Several CW blogs I've read over these several years take the position that the 'Centennial school of writing' was all about battles, soldiers, the romance of war, and subscribership to the Lost Cause. In this class they place a writer like Bruce Catton. I come, however, not to bury him.
First, my biases. Catton was a Michigander, so I'm naturally on his side. My other known bias arises from a childhood fascination with the War and familiarity with the premier writer on the War--not Foote, not the Williamses, not Freeman, not even Sandburg, who I later discovered was a Michigander during the writing of Lincoln: The War Years. Catton had a style that was unique, beautiful, occasionally transcendent, and award-winning. No one was better.
The Centennial school critics (I demur to the accusation/classification) claim that disciples overlooked the complexity of the conflict and its causes, focused on melodramatic story lines, and packaged up a neat interpretation of the war that, on the Northern side, deified Lincoln, demonized McClellan, and worked other historical errors. On the Southern, they assert that the 'Lost Cause mythology' is the companion part of that conspiracy devised to hide the ugliness of the main cause of the War: human bondage.
Do I merely imagine that Catton is put into this category? You decide from this example: "even writers like Bruce Catton, who viewed the war primarily from a Northern perspective, accepted many of the Lost Cause assumptions."
Was Catton a Centennial/Lost Cause romantic? To find out, I went to my Catton library shelf and pulled a book at random. It was the 1956 This Hallowed Ground: The Story of the Union Side of the Civil War, published by Doubleday. Interesting title, don't you think. Perchance was Catton attempting to pose a counterpoint to Jubal Early historicity?
If just a story-teller of fables, shouldn't we expect Catton to downplay slavery? Early in the book comes this paragraph:
"At the very bottom of American life, under its highest ideals and its most dazzling hopes, lay the deep intolerable wrong of slavery, the common possession not of a class or a section but of the nation as a whole. It was the one fatally limiting factor in a nation of wholly unlimited possibilities; whatever America would finally stand for, in a world painfully learning that its most sacred possession was the infinite individual human spirit, would depend on what was done about this evil relic of the past. Abraham Lincoln had once called it 'the great Behemoth of danger,'[fn] and now it was forcing men into war." (p15)
And Catton is not blind to the failed aftermath of the war, where the shining promises of the 13th/14th/15th Amendments were subverted. The book's concluding paragraph tells of an evening when the Army of the Potomac's V Corps paraded around its D.C.-area encampment with candles in their gunbarrels, celebrating their ultimate victory over the Rebellion, a torchlight procession that made the nighttime luminous. Then Catton pens this conclusion:

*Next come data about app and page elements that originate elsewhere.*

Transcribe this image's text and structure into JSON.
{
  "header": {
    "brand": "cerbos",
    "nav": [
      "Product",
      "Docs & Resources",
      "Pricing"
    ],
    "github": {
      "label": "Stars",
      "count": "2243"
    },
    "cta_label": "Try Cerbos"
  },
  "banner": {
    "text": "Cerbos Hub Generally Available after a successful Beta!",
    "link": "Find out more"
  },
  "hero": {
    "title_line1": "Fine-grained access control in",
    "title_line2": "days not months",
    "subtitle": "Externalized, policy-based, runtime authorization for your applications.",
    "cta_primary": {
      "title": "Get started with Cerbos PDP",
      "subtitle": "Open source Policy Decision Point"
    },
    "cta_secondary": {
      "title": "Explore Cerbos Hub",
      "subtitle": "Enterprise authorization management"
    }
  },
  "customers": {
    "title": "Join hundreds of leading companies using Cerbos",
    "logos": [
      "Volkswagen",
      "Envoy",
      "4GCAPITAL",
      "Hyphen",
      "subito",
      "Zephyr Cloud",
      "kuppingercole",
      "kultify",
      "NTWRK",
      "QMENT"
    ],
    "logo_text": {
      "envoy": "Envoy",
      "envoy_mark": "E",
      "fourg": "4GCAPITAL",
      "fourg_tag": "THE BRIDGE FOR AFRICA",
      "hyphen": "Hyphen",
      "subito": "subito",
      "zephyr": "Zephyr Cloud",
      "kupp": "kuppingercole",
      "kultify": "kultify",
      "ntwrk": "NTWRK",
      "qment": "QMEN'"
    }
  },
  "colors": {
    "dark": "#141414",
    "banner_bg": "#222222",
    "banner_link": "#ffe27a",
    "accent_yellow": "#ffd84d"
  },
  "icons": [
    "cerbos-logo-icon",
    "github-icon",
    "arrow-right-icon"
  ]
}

"The night would swallow everything--the war and its echoes, the graves that had been dug and the tears that had been shed because of them, the hatreds that had been raised, the wrongs that had been endured and the inexpressible hopes that had been kindled--and in the end the last little flame would flicker out, leaving no more than a wisp of gray smoke to curl away unseen. The night would take all of this, as it had taken so many men and so many ideals--Lincoln and McPherson, old Stonewall and Pat Cleburne, the chance for a peace made in friendship and understanding, the hour of vision that saw fair dealing for men just released from bondage. ..."

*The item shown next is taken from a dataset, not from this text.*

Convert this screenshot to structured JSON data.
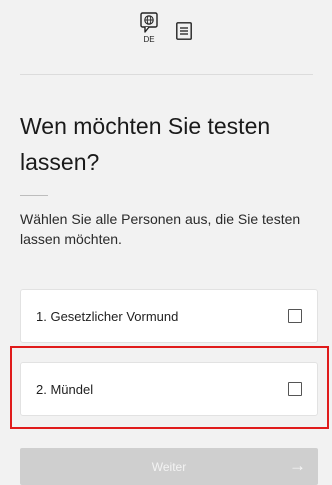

Three more beautiful sentences remain, but I stop here, where Catton's first two make the point. The book emerged two years after Brown v Board of Education and not long after the Montgomery bus boycotts first raised up a young preacher named King. Did Catton write about slavery as a cause of the War? Did he write about how its legacy continued to undermine the Nation's promise? You be the judge.
I do not canonize Catton. I'd like to research more than time permits now to gain a fuller picture of the man and the writer. I do believe his Michigan upbringing within the heritage of the Northwest Ordinance had a lot to do with his more rounded view of the War.
It is not always the fault of its historians that America has often failed to grasp the underlying raison of the Civil War. Even Catton embraced myth, but not as Freeman did. That requires further examination and explication (ugh, big words!). It is perhaps more up to us to demand and defend a truer portrayal of the War, a type of history I believe Mr. Catton sought to write.